Content starts
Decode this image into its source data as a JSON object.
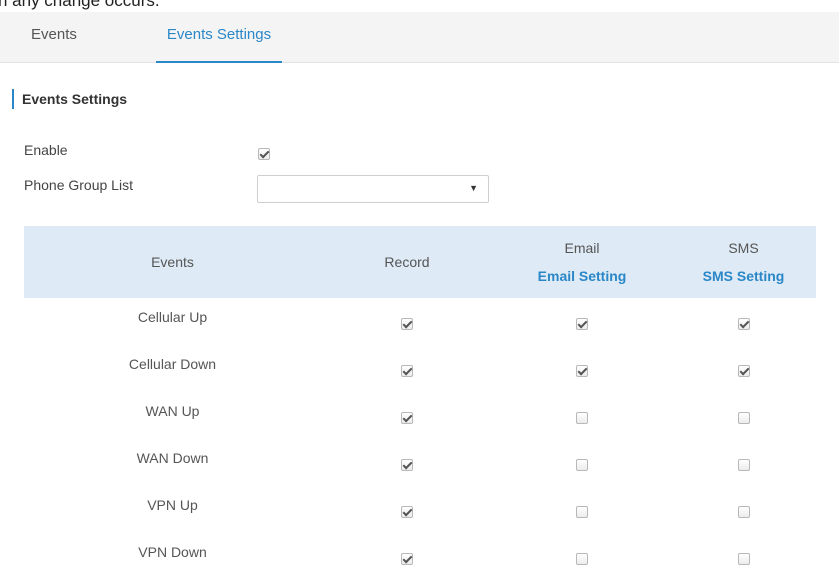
{
  "tabs": [
    {
      "label": "Events",
      "active": false
    },
    {
      "label": "Events Settings",
      "active": true
    }
  ],
  "section_title": "Events Settings",
  "form": {
    "enable_label": "Enable",
    "enable_checked": true,
    "phone_group_label": "Phone Group List",
    "phone_group_value": ""
  },
  "table": {
    "headers": {
      "events": "Events",
      "record": "Record",
      "email": "Email",
      "email_link": "Email Setting",
      "sms": "SMS",
      "sms_link": "SMS Setting"
    },
    "rows": [
      {
        "event": "Cellular Up",
        "record": true,
        "email": true,
        "sms": true
      },
      {
        "event": "Cellular Down",
        "record": true,
        "email": true,
        "sms": true
      },
      {
        "event": "WAN Up",
        "record": true,
        "email": false,
        "sms": false
      },
      {
        "event": "WAN Down",
        "record": true,
        "email": false,
        "sms": false
      },
      {
        "event": "VPN Up",
        "record": true,
        "email": false,
        "sms": false
      },
      {
        "event": "VPN Down",
        "record": true,
        "email": false,
        "sms": false
      }
    ]
  },
  "colors": {
    "accent": "#2a87c8",
    "header_bg": "#deeaf5",
    "tabbar_bg": "#f4f4f4"
  }
}
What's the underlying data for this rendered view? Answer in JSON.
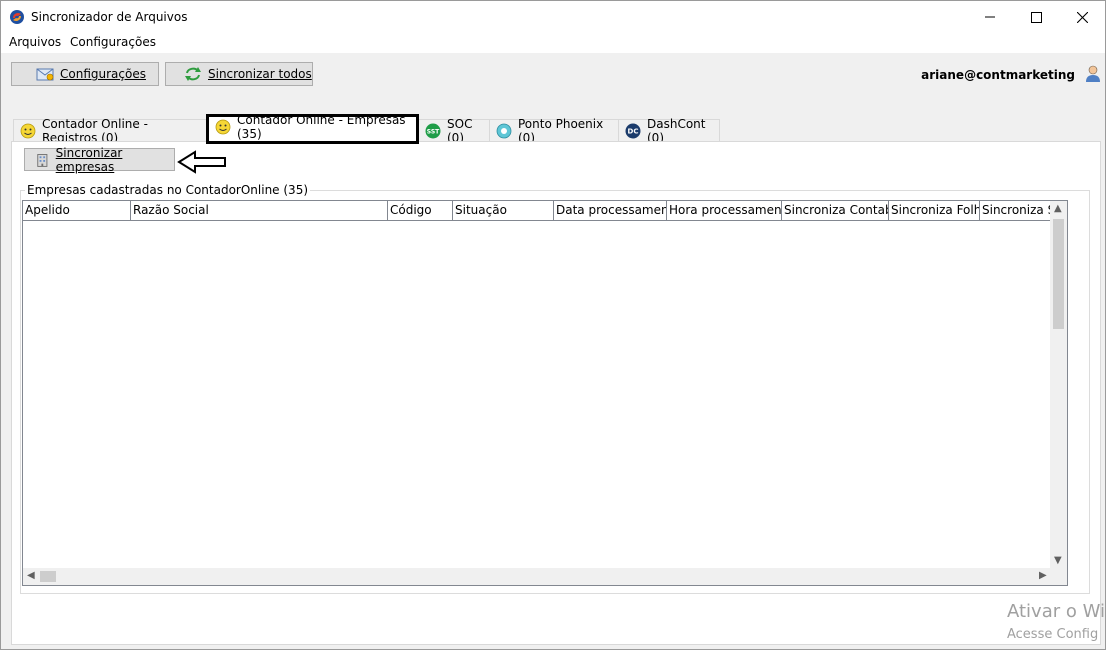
{
  "window": {
    "title": "Sincronizador de Arquivos"
  },
  "menu": {
    "items": [
      "Arquivos",
      "Configurações"
    ]
  },
  "toolbar": {
    "config_label": "Configurações",
    "sync_all_label": "Sincronizar todos",
    "user": "ariane@contmarketing"
  },
  "tabs": [
    {
      "label": "Contador Online - Registros (0)",
      "icon": "smiley-icon"
    },
    {
      "label": "Contador Online - Empresas (35)",
      "icon": "smiley-icon",
      "active": true
    },
    {
      "label": "SOC (0)",
      "icon": "sst-icon"
    },
    {
      "label": "Ponto Phoenix (0)",
      "icon": "phoenix-icon"
    },
    {
      "label": "DashCont (0)",
      "icon": "dc-icon"
    }
  ],
  "panel": {
    "sync_button": "Sincronizar empresas",
    "group_label": "Empresas cadastradas no ContadorOnline (35)",
    "columns": [
      "Apelido",
      "Razão Social",
      "Código",
      "Situação",
      "Data processamento",
      "Hora processamento",
      "Sincroniza Contabil",
      "Sincroniza Folha",
      "Sincroniza SS"
    ],
    "rows": []
  },
  "watermark": {
    "line1": "Ativar o Wi",
    "line2": "Acesse Config"
  },
  "colors": {
    "accent_border": "#000000",
    "toolbar_bg": "#f0f0f0"
  }
}
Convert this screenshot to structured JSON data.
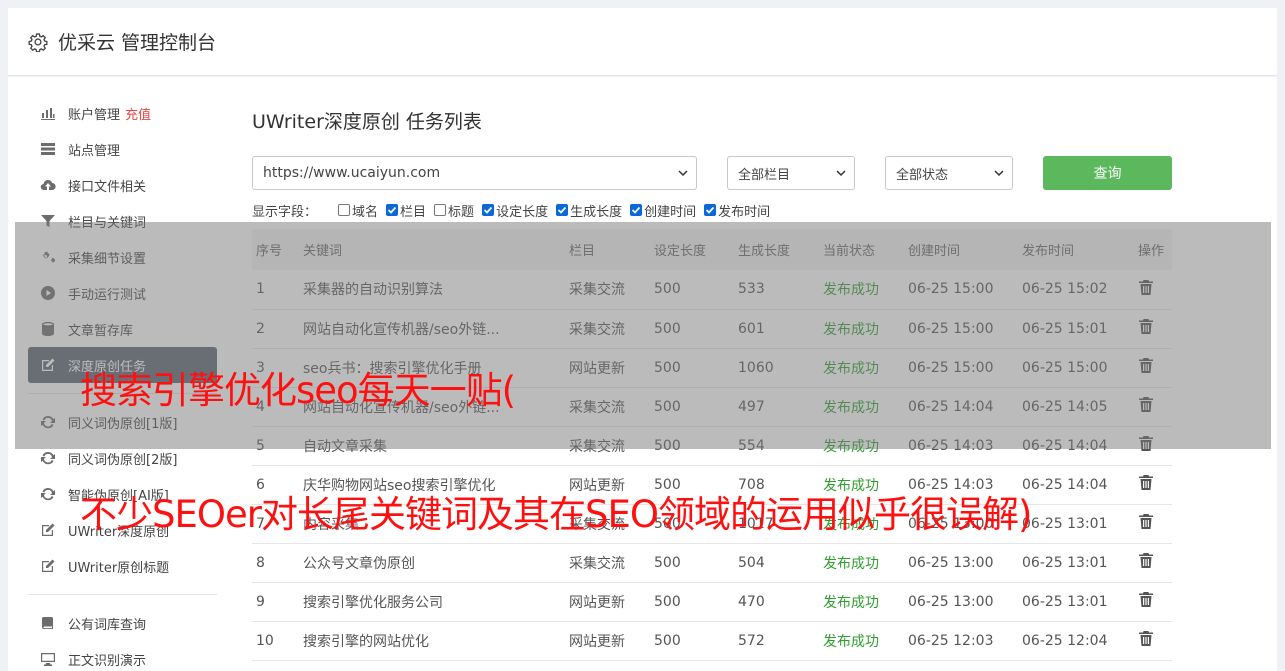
{
  "header": {
    "title": "优采云 管理控制台"
  },
  "sidebar": {
    "groups": [
      [
        {
          "label": "账户管理",
          "extra": "充值",
          "icon": "bar-chart-icon"
        },
        {
          "label": "站点管理",
          "icon": "server-icon"
        },
        {
          "label": "接口文件相关",
          "icon": "cloud-upload-icon"
        },
        {
          "label": "栏目与关键词",
          "icon": "filter-icon"
        },
        {
          "label": "采集细节设置",
          "icon": "gears-icon"
        },
        {
          "label": "手动运行测试",
          "icon": "play-circle-icon"
        },
        {
          "label": "文章暂存库",
          "icon": "database-icon"
        },
        {
          "label": "深度原创任务",
          "icon": "edit-icon",
          "active": true
        }
      ],
      [
        {
          "label": "同义词伪原创[1版]",
          "icon": "refresh-icon"
        },
        {
          "label": "同义词伪原创[2版]",
          "icon": "refresh-icon"
        },
        {
          "label": "智能伪原创[AI版]",
          "icon": "refresh-icon"
        },
        {
          "label": "UWriter深度原创",
          "icon": "edit-icon"
        },
        {
          "label": "UWriter原创标题",
          "icon": "edit-icon"
        }
      ],
      [
        {
          "label": "公有词库查询",
          "icon": "book-icon"
        },
        {
          "label": "正文识别演示",
          "icon": "monitor-icon"
        }
      ]
    ]
  },
  "main": {
    "title": "UWriter深度原创 任务列表",
    "site_select": "https://www.ucaiyun.com",
    "column_select": "全部栏目",
    "status_select": "全部状态",
    "query_label": "查询",
    "fields_label": "显示字段：",
    "fields": [
      {
        "label": "域名",
        "checked": false
      },
      {
        "label": "栏目",
        "checked": true
      },
      {
        "label": "标题",
        "checked": false
      },
      {
        "label": "设定长度",
        "checked": true
      },
      {
        "label": "生成长度",
        "checked": true
      },
      {
        "label": "创建时间",
        "checked": true
      },
      {
        "label": "发布时间",
        "checked": true
      }
    ],
    "columns": [
      "序号",
      "关键词",
      "栏目",
      "设定长度",
      "生成长度",
      "当前状态",
      "创建时间",
      "发布时间",
      "操作"
    ],
    "rows": [
      [
        "1",
        "采集器的自动识别算法",
        "采集交流",
        "500",
        "533",
        "发布成功",
        "06-25 15:00",
        "06-25 15:02"
      ],
      [
        "2",
        "网站自动化宣传机器/seo外链...",
        "采集交流",
        "500",
        "601",
        "发布成功",
        "06-25 15:00",
        "06-25 15:01"
      ],
      [
        "3",
        "seo兵书：搜索引擎优化手册",
        "网站更新",
        "500",
        "1060",
        "发布成功",
        "06-25 15:00",
        "06-25 15:00"
      ],
      [
        "4",
        "网站自动化宣传机器/seo外链...",
        "采集交流",
        "500",
        "497",
        "发布成功",
        "06-25 14:04",
        "06-25 14:05"
      ],
      [
        "5",
        "自动文章采集",
        "采集交流",
        "500",
        "554",
        "发布成功",
        "06-25 14:03",
        "06-25 14:04"
      ],
      [
        "6",
        "庆华购物网站seo搜索引擎优化",
        "网站更新",
        "500",
        "708",
        "发布成功",
        "06-25 14:03",
        "06-25 14:04"
      ],
      [
        "7",
        "内容采集",
        "采集交流",
        "500",
        "1017",
        "发布成功",
        "06-25 13:00",
        "06-25 13:01"
      ],
      [
        "8",
        "公众号文章伪原创",
        "采集交流",
        "500",
        "504",
        "发布成功",
        "06-25 13:00",
        "06-25 13:01"
      ],
      [
        "9",
        "搜索引擎优化服务公司",
        "网站更新",
        "500",
        "470",
        "发布成功",
        "06-25 13:00",
        "06-25 13:01"
      ],
      [
        "10",
        "搜索引擎的网站优化",
        "网站更新",
        "500",
        "572",
        "发布成功",
        "06-25 12:03",
        "06-25 12:04"
      ]
    ]
  },
  "overlay": {
    "line1": "搜索引擎优化seo每天一贴(",
    "line2": "不少SEOer对长尾关键词及其在SEO领域的运用似乎很误解)"
  },
  "colors": {
    "accent_green": "#5cb85c",
    "status_green": "#2e9e2e",
    "recharge_red": "#e64545",
    "active_nav": "#5b6573",
    "caption_red": "#ff1010"
  }
}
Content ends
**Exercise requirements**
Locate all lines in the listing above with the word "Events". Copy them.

**The completed task**
      "label": "Events",
      "label": "Events Settings",
  "section_title": "Events Settings",
      "events": "Events",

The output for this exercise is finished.